US5901812 *Apr 17, 1997May 11, 1999Trus T! Lift Corp.Lift for disabled persons
US6274832 *Jul 7, 1999Aug 14, 2001Alfa Co., Ltd.Switch actuators for toys
US6368269 *Oct 21, 1996Apr 9, 2002Tilane CorporationApparatus for concurrent actuation of multiple foot pedal operated switches
US6653582 *Nov 14, 2002Nov 25, 2003Matsushita Electric Industrial Co., Ltd.Stop lamp switch and method for attaching the same
US6740830 *Sep 5, 2002May 25, 2004Mitsumi Electric Co., Ltd.Trigger switch
US6894236 *May 23, 2002May 17, 2005James L. ChappuisUniversal surgical power tool foot pedal apparatus
US6931962 *Jul 9, 2002Aug 23, 2005Itt Manufacturing Enterprises, Inc.Foot or hand operated control
US6984793 *Jul 27, 2004Jan 10, 2006Hewlett-Packard Development Company, L.P.Multidirectional switch actuator and a personal digital assistant using the same
US7193169 *Oct 27, 2004Mar 20, 2007Alcon, Inc.Ergonomic footswitch
US7320146May 12, 2005Jan 22, 2008Sloan Valve CompanySensor plate for electronic flushometer
US8465473Mar 28, 2007Jun 18, 2013Novartis AgSurgical footswitch with movable shroud
US8680412Jul 15, 2010Mar 25, 2014Novartis AgFootswitch operable to control a surgical system
EP0365507A2 *Oct 16, 1989Apr 25, 1990Alta-Design AbDevice in foot-operated switches
EP0515331A2 *May 22, 1992Nov 25, 1992STEELCONTROL S.r.l.Easily assembled pedal unit for operating micro-switches or pneumatic valves
WO1993018575A1 *Mar 10, 1993Sep 16, 1993Den Tal Ez IncProgrammable adjustable chair for medical and dental applications
WO2011054466A1 *Oct 27, 2010May 12, 2011Bernstein AgFoot-operated switch
Classifications
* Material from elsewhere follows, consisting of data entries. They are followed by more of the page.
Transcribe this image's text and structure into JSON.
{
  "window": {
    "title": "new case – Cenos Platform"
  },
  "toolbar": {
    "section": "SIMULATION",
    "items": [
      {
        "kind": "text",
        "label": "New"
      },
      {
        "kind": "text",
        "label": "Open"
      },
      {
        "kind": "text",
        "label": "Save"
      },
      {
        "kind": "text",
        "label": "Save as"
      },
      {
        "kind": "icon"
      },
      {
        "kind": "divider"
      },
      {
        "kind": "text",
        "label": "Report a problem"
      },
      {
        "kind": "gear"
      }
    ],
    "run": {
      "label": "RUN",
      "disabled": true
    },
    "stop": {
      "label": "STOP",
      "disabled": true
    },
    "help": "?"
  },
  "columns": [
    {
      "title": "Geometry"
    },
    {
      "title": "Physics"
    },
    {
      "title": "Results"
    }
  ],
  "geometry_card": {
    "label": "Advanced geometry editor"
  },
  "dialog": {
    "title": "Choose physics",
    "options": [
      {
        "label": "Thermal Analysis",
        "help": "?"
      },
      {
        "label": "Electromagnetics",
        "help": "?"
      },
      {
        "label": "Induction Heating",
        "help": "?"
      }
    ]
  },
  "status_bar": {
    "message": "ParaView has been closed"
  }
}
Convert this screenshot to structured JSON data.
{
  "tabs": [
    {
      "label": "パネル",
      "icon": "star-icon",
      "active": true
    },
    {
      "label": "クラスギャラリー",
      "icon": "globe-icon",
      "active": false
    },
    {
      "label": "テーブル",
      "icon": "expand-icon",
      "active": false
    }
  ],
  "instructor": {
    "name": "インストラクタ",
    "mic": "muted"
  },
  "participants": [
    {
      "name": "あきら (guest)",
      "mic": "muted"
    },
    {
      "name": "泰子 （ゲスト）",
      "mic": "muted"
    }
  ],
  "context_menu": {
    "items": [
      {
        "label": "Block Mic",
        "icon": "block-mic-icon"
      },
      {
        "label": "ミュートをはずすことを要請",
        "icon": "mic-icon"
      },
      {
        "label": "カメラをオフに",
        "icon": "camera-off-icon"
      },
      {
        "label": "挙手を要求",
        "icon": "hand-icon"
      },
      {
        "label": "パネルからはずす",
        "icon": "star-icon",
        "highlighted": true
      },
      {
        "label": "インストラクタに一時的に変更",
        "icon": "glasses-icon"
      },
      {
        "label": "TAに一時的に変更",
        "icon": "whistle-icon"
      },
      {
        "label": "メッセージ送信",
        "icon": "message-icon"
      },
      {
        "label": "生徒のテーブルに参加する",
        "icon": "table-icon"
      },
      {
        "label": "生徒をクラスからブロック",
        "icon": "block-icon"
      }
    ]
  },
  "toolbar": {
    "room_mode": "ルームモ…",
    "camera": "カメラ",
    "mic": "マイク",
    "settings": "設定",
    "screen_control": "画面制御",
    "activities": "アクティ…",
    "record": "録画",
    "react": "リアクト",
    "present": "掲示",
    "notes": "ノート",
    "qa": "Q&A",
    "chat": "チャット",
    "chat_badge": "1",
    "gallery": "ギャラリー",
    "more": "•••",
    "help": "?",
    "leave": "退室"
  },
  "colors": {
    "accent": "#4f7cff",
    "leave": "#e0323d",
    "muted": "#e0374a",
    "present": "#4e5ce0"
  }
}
U.S. Classification200/86.5, 200/343, 74/514, 200/553
International ClassificationH01H21/26
Cooperative ClassificationH01H21/26
European ClassificationH01H21/26